The only real issue with the film is, again, as much as things are different about this compared to other versions of the story it’s still at the end of the day a character we are already very familiar with and thus we’re not really getting anything thaaaat new or refreshing about Batman here.
Sure, the emphasis on “The World’s Greatest Detective” is a good change of pace from Nolan’s and I guess Zack Snyder’s rich, playboy, brooding ninja warrior of the most recent iterations of the character but this is still not really anything we haven’t seen before. Hell, if we’re counting animated versions of the character Kevin Conroy already gave us “The World’s Greatest Detective” in the “Batman: The Animated Series” during the 90s and frankly I don’t think any actor or writing team has done it better since.
The movie attempts to do some deconstructing of Batman’s cop-friendly agenda too and even to a certain extent tries to bring the character into the modern conversation surrounding law enforcement but as someone who REALLY can’t ignore this part of the genre anymore, I’m here to tell you it doesn’t say anything actually meaningful about it here either. If anything, it still endorses the status quo but with a sheen of “woke” politics.
This isn’t to say “The Batman” isn’t worth seeing, of course. If you have a strong affinity for the character or simply just want to watch something fun and fanciful for (jfc) three hours then this is preeetty good for yet another Batflick.
But if you’re looking for something truly refreshing this might not be it. It’s like getting a new menu item at your favorite burger chain restaurant. It’s a bit different but the flavor is still familiar cause it’s still part of a franchise but hey, it’s still not bad and it’s not like you’re not going to eat it if you’re hungry, right?

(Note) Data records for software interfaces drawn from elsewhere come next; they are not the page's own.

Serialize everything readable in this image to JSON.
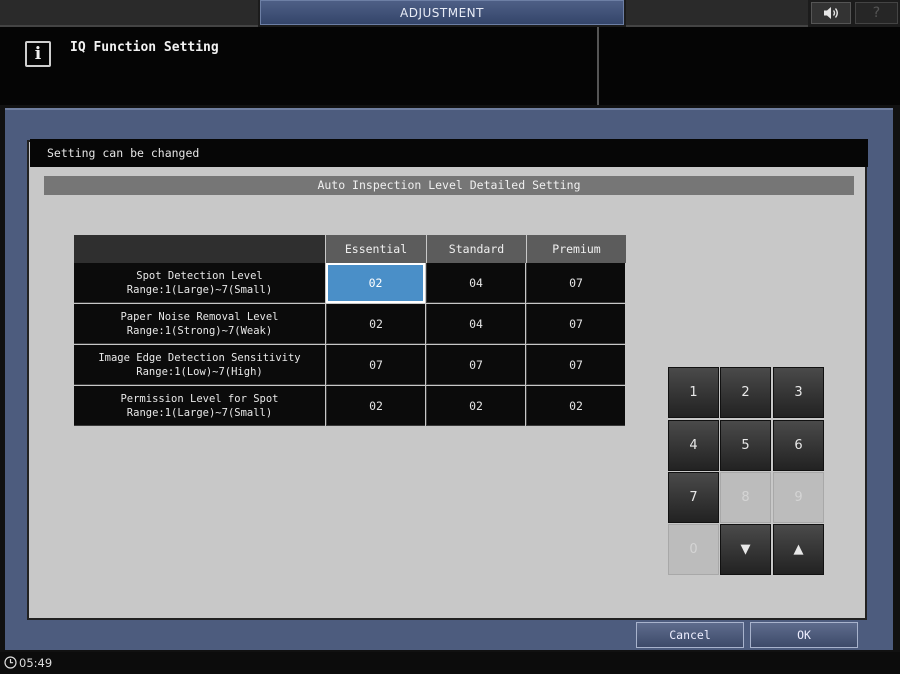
{
  "top_bar": {
    "title": "ADJUSTMENT",
    "help_label": "?"
  },
  "header": {
    "info_icon_glyph": "i",
    "title": "IQ Function Setting"
  },
  "message": "Setting can be changed",
  "section_title": "Auto Inspection Level Detailed Setting",
  "table": {
    "columns": [
      "Essential",
      "Standard",
      "Premium"
    ],
    "rows": [
      {
        "label": "Spot Detection Level",
        "range": "Range:1(Large)~7(Small)",
        "values": [
          "02",
          "04",
          "07"
        ]
      },
      {
        "label": "Paper Noise Removal Level",
        "range": "Range:1(Strong)~7(Weak)",
        "values": [
          "02",
          "04",
          "07"
        ]
      },
      {
        "label": "Image Edge Detection Sensitivity",
        "range": "Range:1(Low)~7(High)",
        "values": [
          "07",
          "07",
          "07"
        ]
      },
      {
        "label": "Permission Level for Spot",
        "range": "Range:1(Large)~7(Small)",
        "values": [
          "02",
          "02",
          "02"
        ]
      }
    ],
    "selected_cell": "row 1, Essential"
  },
  "keypad": {
    "keys": [
      "1",
      "2",
      "3",
      "4",
      "5",
      "6",
      "7",
      "8",
      "9",
      "0",
      "▼",
      "▲"
    ],
    "disabled": [
      "8",
      "9",
      "0"
    ]
  },
  "buttons": {
    "cancel": "Cancel",
    "ok": "OK"
  },
  "status": {
    "time": "05:49"
  },
  "colors": {
    "frame": "#4d5c7e",
    "selected_cell": "#4a8fc8",
    "title_bar": "#3f5078"
  }
}
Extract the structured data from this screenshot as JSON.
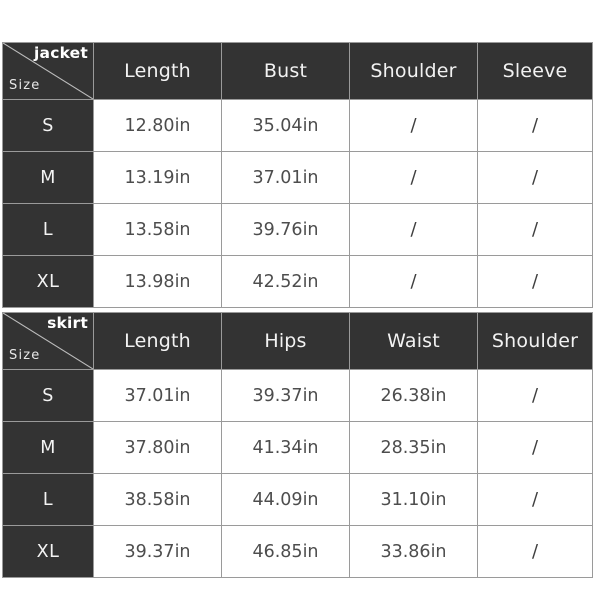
{
  "tables": [
    {
      "category": "jacket",
      "size_label": "Size",
      "columns": [
        "Length",
        "Bust",
        "Shoulder",
        "Sleeve"
      ],
      "rows": [
        {
          "size": "S",
          "values": [
            "12.80in",
            "35.04in",
            "/",
            "/"
          ]
        },
        {
          "size": "M",
          "values": [
            "13.19in",
            "37.01in",
            "/",
            "/"
          ]
        },
        {
          "size": "L",
          "values": [
            "13.58in",
            "39.76in",
            "/",
            "/"
          ]
        },
        {
          "size": "XL",
          "values": [
            "13.98in",
            "42.52in",
            "/",
            "/"
          ]
        }
      ]
    },
    {
      "category": "skirt",
      "size_label": "Size",
      "columns": [
        "Length",
        "Hips",
        "Waist",
        "Shoulder"
      ],
      "rows": [
        {
          "size": "S",
          "values": [
            "37.01in",
            "39.37in",
            "26.38in",
            "/"
          ]
        },
        {
          "size": "M",
          "values": [
            "37.80in",
            "41.34in",
            "28.35in",
            "/"
          ]
        },
        {
          "size": "L",
          "values": [
            "38.58in",
            "44.09in",
            "31.10in",
            "/"
          ]
        },
        {
          "size": "XL",
          "values": [
            "39.37in",
            "46.85in",
            "33.86in",
            "/"
          ]
        }
      ]
    }
  ],
  "colors": {
    "header_bg": "#333333",
    "header_text": "#f2f2f2",
    "cell_bg": "#ffffff",
    "cell_text": "#4d4d4d",
    "gridline": "#9a9a9a",
    "page_bg": "#ffffff"
  }
}
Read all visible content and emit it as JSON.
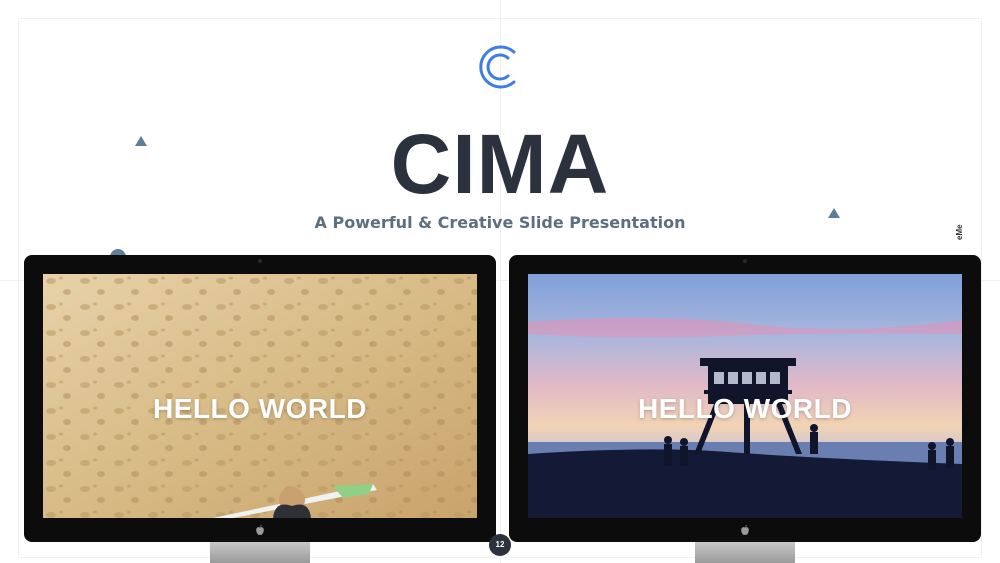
{
  "slide": {
    "title": "CIMA",
    "subtitle": "A Powerful & Creative Slide Presentation",
    "side_brand": "eMe",
    "page_number": "12"
  },
  "monitors": [
    {
      "screen_text": "HELLO WORLD",
      "image": "sand-footprints-surfer-photo"
    },
    {
      "screen_text": "HELLO WORLD",
      "image": "beach-sunset-lifeguard-tower-photo"
    }
  ],
  "colors": {
    "title": "#2c323d",
    "subtitle": "#5c6f82",
    "accent_blue": "#3d7fe0",
    "shape_accent": "#5e7f97"
  },
  "icons": [
    "c-logo-icon",
    "triangle-shape",
    "circle-shape",
    "apple-logo-icon"
  ]
}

But then again, at this point, there isn’t a ton left to say about this character (we’re rapidly running out of things to say about Spider-man too these days) and that’s ok. These movies can just be fun, little escapist pieces of entertainment (even if it is still problematic) and on that level Matt Reeves’ “The Batman” more than succeeds and if anything is somewhat of a triumph given how many predecessors it had to stand out against. At the very least it feels very much like Matt Reeves’ artistic vision which is faaaar more than I can say about another series of superhero movies…
Chances are we’ll all get five or six more versions of this character before we all die anyway with the way Hollywood rapidly repackages existing IP to sell it back to audiences but for 3 hours at the movie theaters, it’s not a bad time by any stretch.
Just don’t go in expecting anything truly different but then again, after 10 movies, what do you expect?
What even is there left to expect?…
4 out of 5